   The album’s nomination, a video sent in by Kara Chandler of Oakland, made the case for why the album should be selected by the project. “As popular as Lamar is,” Chandler explains, “I feel like he doesn’t get the correct amount of recognition for the content of his songs that he deserves—especially for the songs on this album that target relevant topics in today’s society such as racial bias, poverty and police brutality.”

   Chandler describes the album’s first eight tracks, starting with the opening spoken word piece called, “BLOOD.,” and ending with the album’s lead single, “HUMBLE.” The songs cover a wide selection of social issues that Chandler goes through, including being black and famous (“YAH.”), poverty (‘FEEL.”), loyalty (“LOYALTY.”), and the notion that he’s the same on the inside as everyone else regardless of his skin color (“DNA.”).
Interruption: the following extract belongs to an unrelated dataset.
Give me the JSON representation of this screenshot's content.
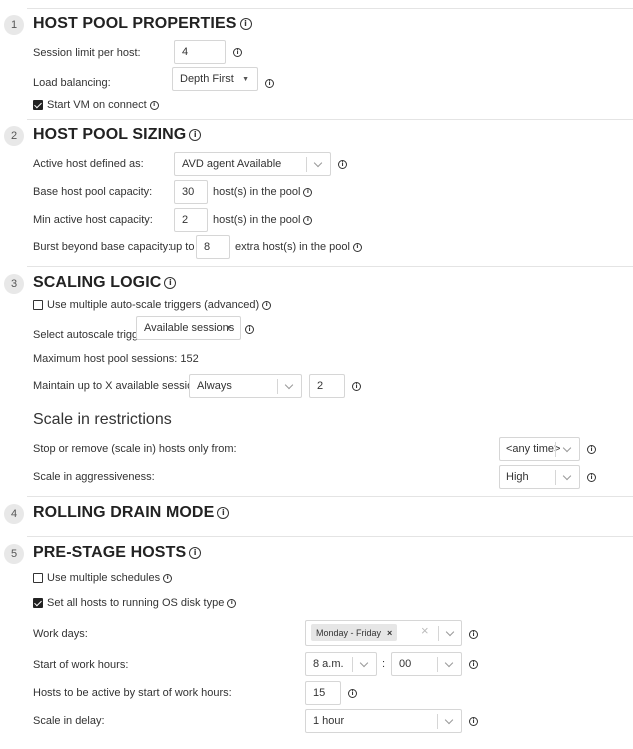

   On selecting the album, Case said that Chandler’s video made a really convincing argument. “She basically talked about the impact it had on her as a high school student to be hearing this music,” Case said. “Many of us just felt moved by that argument and actually persuaded by it.”

   She went on to say that she and the others on the committee of faculty, students, community members and many others felt that this was an important experience for a high school student in a “rural, mostly white community” to have.

   The project’s assistant director, UMF postdoctoral fellow of Digital and Public Humanities Stephen Grandchamp, said in an email interview, “The original nomination video was particularly powerful in explaining how the album inspires today’s youth to become politically engaged. More than that, DAMN. is a fantastic example from an important contemporary artistic genre (hip hop) that is meaningful to our community.”

   Grandchamp also said of the entire project, “One of the aspects of the New Commons Project I love most is how it opens a discussion of artistic works among various populations in our community… Many of the most rewarding moments have been when these groups—students, faculty, community members, etc.—articulate why they believe a work, genre, or author is particularly important to them.”